◆ INSTRUCTIONS FOR THE TASK ◆
Write the records out again exactly as they read, dropping any picture they hold.

** Opening DATA RECORDS block **

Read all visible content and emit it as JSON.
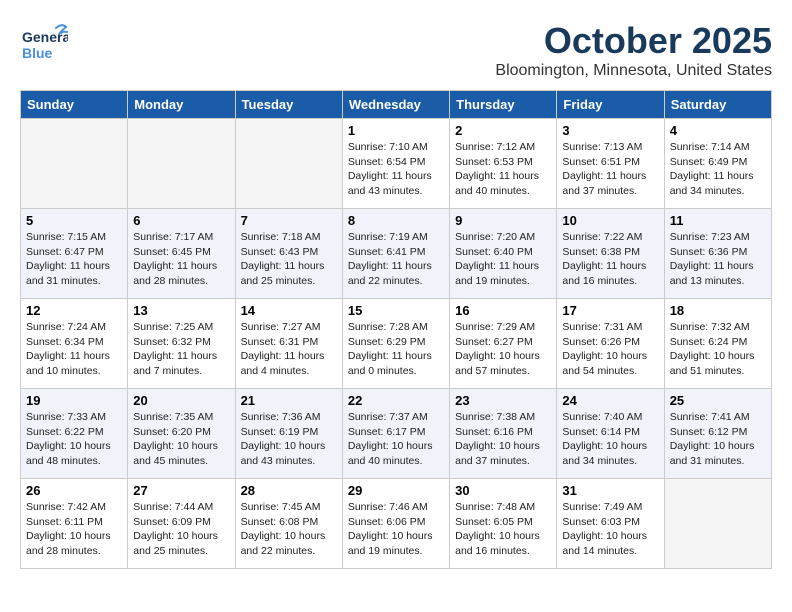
{
  "header": {
    "logo_general": "General",
    "logo_blue": "Blue",
    "month_year": "October 2025",
    "location": "Bloomington, Minnesota, United States"
  },
  "weekdays": [
    "Sunday",
    "Monday",
    "Tuesday",
    "Wednesday",
    "Thursday",
    "Friday",
    "Saturday"
  ],
  "weeks": [
    [
      {
        "day": "",
        "info": ""
      },
      {
        "day": "",
        "info": ""
      },
      {
        "day": "",
        "info": ""
      },
      {
        "day": "1",
        "info": "Sunrise: 7:10 AM\nSunset: 6:54 PM\nDaylight: 11 hours\nand 43 minutes."
      },
      {
        "day": "2",
        "info": "Sunrise: 7:12 AM\nSunset: 6:53 PM\nDaylight: 11 hours\nand 40 minutes."
      },
      {
        "day": "3",
        "info": "Sunrise: 7:13 AM\nSunset: 6:51 PM\nDaylight: 11 hours\nand 37 minutes."
      },
      {
        "day": "4",
        "info": "Sunrise: 7:14 AM\nSunset: 6:49 PM\nDaylight: 11 hours\nand 34 minutes."
      }
    ],
    [
      {
        "day": "5",
        "info": "Sunrise: 7:15 AM\nSunset: 6:47 PM\nDaylight: 11 hours\nand 31 minutes."
      },
      {
        "day": "6",
        "info": "Sunrise: 7:17 AM\nSunset: 6:45 PM\nDaylight: 11 hours\nand 28 minutes."
      },
      {
        "day": "7",
        "info": "Sunrise: 7:18 AM\nSunset: 6:43 PM\nDaylight: 11 hours\nand 25 minutes."
      },
      {
        "day": "8",
        "info": "Sunrise: 7:19 AM\nSunset: 6:41 PM\nDaylight: 11 hours\nand 22 minutes."
      },
      {
        "day": "9",
        "info": "Sunrise: 7:20 AM\nSunset: 6:40 PM\nDaylight: 11 hours\nand 19 minutes."
      },
      {
        "day": "10",
        "info": "Sunrise: 7:22 AM\nSunset: 6:38 PM\nDaylight: 11 hours\nand 16 minutes."
      },
      {
        "day": "11",
        "info": "Sunrise: 7:23 AM\nSunset: 6:36 PM\nDaylight: 11 hours\nand 13 minutes."
      }
    ],
    [
      {
        "day": "12",
        "info": "Sunrise: 7:24 AM\nSunset: 6:34 PM\nDaylight: 11 hours\nand 10 minutes."
      },
      {
        "day": "13",
        "info": "Sunrise: 7:25 AM\nSunset: 6:32 PM\nDaylight: 11 hours\nand 7 minutes."
      },
      {
        "day": "14",
        "info": "Sunrise: 7:27 AM\nSunset: 6:31 PM\nDaylight: 11 hours\nand 4 minutes."
      },
      {
        "day": "15",
        "info": "Sunrise: 7:28 AM\nSunset: 6:29 PM\nDaylight: 11 hours\nand 0 minutes."
      },
      {
        "day": "16",
        "info": "Sunrise: 7:29 AM\nSunset: 6:27 PM\nDaylight: 10 hours\nand 57 minutes."
      },
      {
        "day": "17",
        "info": "Sunrise: 7:31 AM\nSunset: 6:26 PM\nDaylight: 10 hours\nand 54 minutes."
      },
      {
        "day": "18",
        "info": "Sunrise: 7:32 AM\nSunset: 6:24 PM\nDaylight: 10 hours\nand 51 minutes."
      }
    ],
    [
      {
        "day": "19",
        "info": "Sunrise: 7:33 AM\nSunset: 6:22 PM\nDaylight: 10 hours\nand 48 minutes."
      },
      {
        "day": "20",
        "info": "Sunrise: 7:35 AM\nSunset: 6:20 PM\nDaylight: 10 hours\nand 45 minutes."
      },
      {
        "day": "21",
        "info": "Sunrise: 7:36 AM\nSunset: 6:19 PM\nDaylight: 10 hours\nand 43 minutes."
      },
      {
        "day": "22",
        "info": "Sunrise: 7:37 AM\nSunset: 6:17 PM\nDaylight: 10 hours\nand 40 minutes."
      },
      {
        "day": "23",
        "info": "Sunrise: 7:38 AM\nSunset: 6:16 PM\nDaylight: 10 hours\nand 37 minutes."
      },
      {
        "day": "24",
        "info": "Sunrise: 7:40 AM\nSunset: 6:14 PM\nDaylight: 10 hours\nand 34 minutes."
      },
      {
        "day": "25",
        "info": "Sunrise: 7:41 AM\nSunset: 6:12 PM\nDaylight: 10 hours\nand 31 minutes."
      }
    ],
    [
      {
        "day": "26",
        "info": "Sunrise: 7:42 AM\nSunset: 6:11 PM\nDaylight: 10 hours\nand 28 minutes."
      },
      {
        "day": "27",
        "info": "Sunrise: 7:44 AM\nSunset: 6:09 PM\nDaylight: 10 hours\nand 25 minutes."
      },
      {
        "day": "28",
        "info": "Sunrise: 7:45 AM\nSunset: 6:08 PM\nDaylight: 10 hours\nand 22 minutes."
      },
      {
        "day": "29",
        "info": "Sunrise: 7:46 AM\nSunset: 6:06 PM\nDaylight: 10 hours\nand 19 minutes."
      },
      {
        "day": "30",
        "info": "Sunrise: 7:48 AM\nSunset: 6:05 PM\nDaylight: 10 hours\nand 16 minutes."
      },
      {
        "day": "31",
        "info": "Sunrise: 7:49 AM\nSunset: 6:03 PM\nDaylight: 10 hours\nand 14 minutes."
      },
      {
        "day": "",
        "info": ""
      }
    ]
  ]
}
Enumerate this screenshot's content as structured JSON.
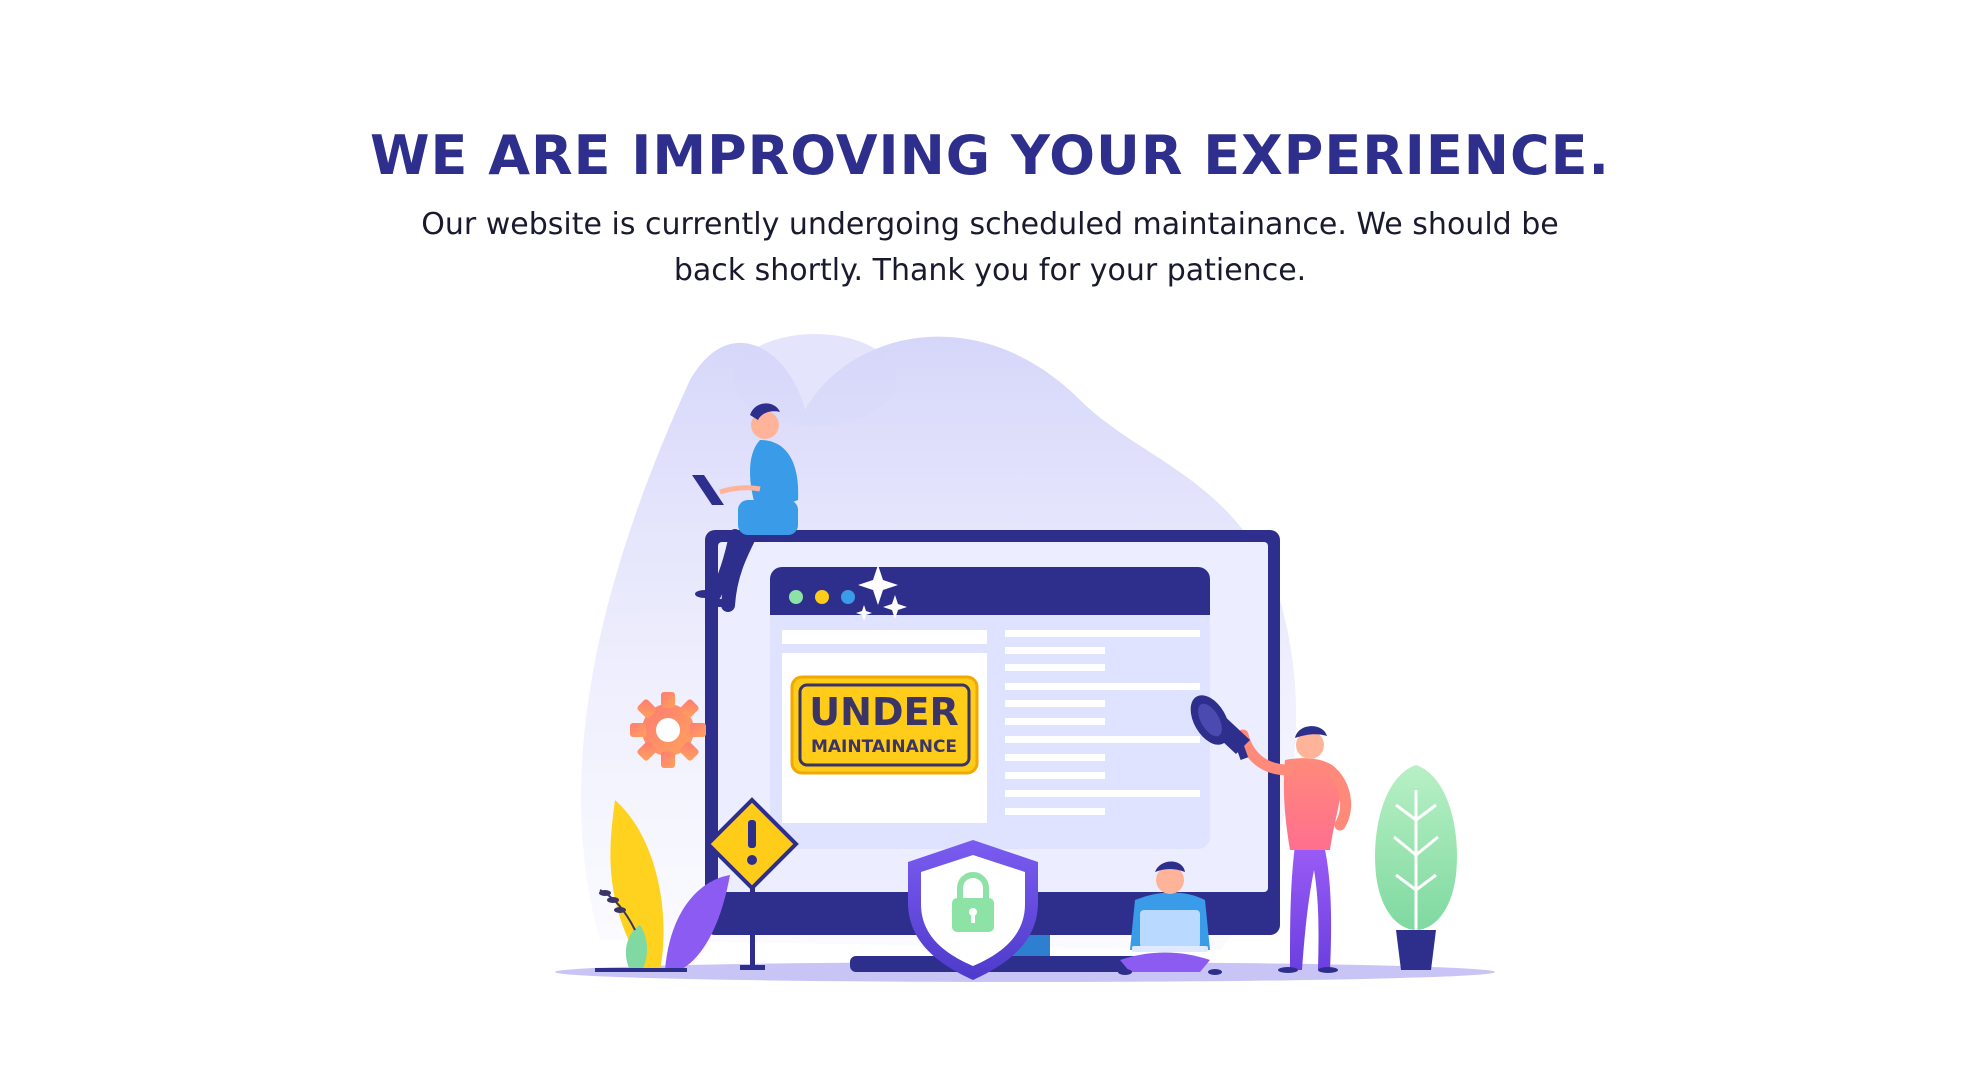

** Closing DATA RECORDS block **

◆ RESULT ◆
Read all visible content and emit it as JSON.
{
  "header": {
    "logo_general": "General",
    "logo_blue": "Blue",
    "month_year": "October 2025",
    "location": "Bloomington, Minnesota, United States"
  },
  "weekdays": [
    "Sunday",
    "Monday",
    "Tuesday",
    "Wednesday",
    "Thursday",
    "Friday",
    "Saturday"
  ],
  "weeks": [
    [
      {
        "day": "",
        "info": ""
      },
      {
        "day": "",
        "info": ""
      },
      {
        "day": "",
        "info": ""
      },
      {
        "day": "1",
        "info": "Sunrise: 7:10 AM\nSunset: 6:54 PM\nDaylight: 11 hours\nand 43 minutes."
      },
      {
        "day": "2",
        "info": "Sunrise: 7:12 AM\nSunset: 6:53 PM\nDaylight: 11 hours\nand 40 minutes."
      },
      {
        "day": "3",
        "info": "Sunrise: 7:13 AM\nSunset: 6:51 PM\nDaylight: 11 hours\nand 37 minutes."
      },
      {
        "day": "4",
        "info": "Sunrise: 7:14 AM\nSunset: 6:49 PM\nDaylight: 11 hours\nand 34 minutes."
      }
    ],
    [
      {
        "day": "5",
        "info": "Sunrise: 7:15 AM\nSunset: 6:47 PM\nDaylight: 11 hours\nand 31 minutes."
      },
      {
        "day": "6",
        "info": "Sunrise: 7:17 AM\nSunset: 6:45 PM\nDaylight: 11 hours\nand 28 minutes."
      },
      {
        "day": "7",
        "info": "Sunrise: 7:18 AM\nSunset: 6:43 PM\nDaylight: 11 hours\nand 25 minutes."
      },
      {
        "day": "8",
        "info": "Sunrise: 7:19 AM\nSunset: 6:41 PM\nDaylight: 11 hours\nand 22 minutes."
      },
      {
        "day": "9",
        "info": "Sunrise: 7:20 AM\nSunset: 6:40 PM\nDaylight: 11 hours\nand 19 minutes."
      },
      {
        "day": "10",
        "info": "Sunrise: 7:22 AM\nSunset: 6:38 PM\nDaylight: 11 hours\nand 16 minutes."
      },
      {
        "day": "11",
        "info": "Sunrise: 7:23 AM\nSunset: 6:36 PM\nDaylight: 11 hours\nand 13 minutes."
      }
    ],
    [
      {
        "day": "12",
        "info": "Sunrise: 7:24 AM\nSunset: 6:34 PM\nDaylight: 11 hours\nand 10 minutes."
      },
      {
        "day": "13",
        "info": "Sunrise: 7:25 AM\nSunset: 6:32 PM\nDaylight: 11 hours\nand 7 minutes."
      },
      {
        "day": "14",
        "info": "Sunrise: 7:27 AM\nSunset: 6:31 PM\nDaylight: 11 hours\nand 4 minutes."
      },
      {
        "day": "15",
        "info": "Sunrise: 7:28 AM\nSunset: 6:29 PM\nDaylight: 11 hours\nand 0 minutes."
      },
      {
        "day": "16",
        "info": "Sunrise: 7:29 AM\nSunset: 6:27 PM\nDaylight: 10 hours\nand 57 minutes."
      },
      {
        "day": "17",
        "info": "Sunrise: 7:31 AM\nSunset: 6:26 PM\nDaylight: 10 hours\nand 54 minutes."
      },
      {
        "day": "18",
        "info": "Sunrise: 7:32 AM\nSunset: 6:24 PM\nDaylight: 10 hours\nand 51 minutes."
      }
    ],
    [
      {
        "day": "19",
        "info": "Sunrise: 7:33 AM\nSunset: 6:22 PM\nDaylight: 10 hours\nand 48 minutes."
      },
      {
        "day": "20",
        "info": "Sunrise: 7:35 AM\nSunset: 6:20 PM\nDaylight: 10 hours\nand 45 minutes."
      },
      {
        "day": "21",
        "info": "Sunrise: 7:36 AM\nSunset: 6:19 PM\nDaylight: 10 hours\nand 43 minutes."
      },
      {
        "day": "22",
        "info": "Sunrise: 7:37 AM\nSunset: 6:17 PM\nDaylight: 10 hours\nand 40 minutes."
      },
      {
        "day": "23",
        "info": "Sunrise: 7:38 AM\nSunset: 6:16 PM\nDaylight: 10 hours\nand 37 minutes."
      },
      {
        "day": "24",
        "info": "Sunrise: 7:40 AM\nSunset: 6:14 PM\nDaylight: 10 hours\nand 34 minutes."
      },
      {
        "day": "25",
        "info": "Sunrise: 7:41 AM\nSunset: 6:12 PM\nDaylight: 10 hours\nand 31 minutes."
      }
    ],
    [
      {
        "day": "26",
        "info": "Sunrise: 7:42 AM\nSunset: 6:11 PM\nDaylight: 10 hours\nand 28 minutes."
      },
      {
        "day": "27",
        "info": "Sunrise: 7:44 AM\nSunset: 6:09 PM\nDaylight: 10 hours\nand 25 minutes."
      },
      {
        "day": "28",
        "info": "Sunrise: 7:45 AM\nSunset: 6:08 PM\nDaylight: 10 hours\nand 22 minutes."
      },
      {
        "day": "29",
        "info": "Sunrise: 7:46 AM\nSunset: 6:06 PM\nDaylight: 10 hours\nand 19 minutes."
      },
      {
        "day": "30",
        "info": "Sunrise: 7:48 AM\nSunset: 6:05 PM\nDaylight: 10 hours\nand 16 minutes."
      },
      {
        "day": "31",
        "info": "Sunrise: 7:49 AM\nSunset: 6:03 PM\nDaylight: 10 hours\nand 14 minutes."
      },
      {
        "day": "",
        "info": ""
      }
    ]
  ]
}
Enumerate this screenshot's content as structured JSON.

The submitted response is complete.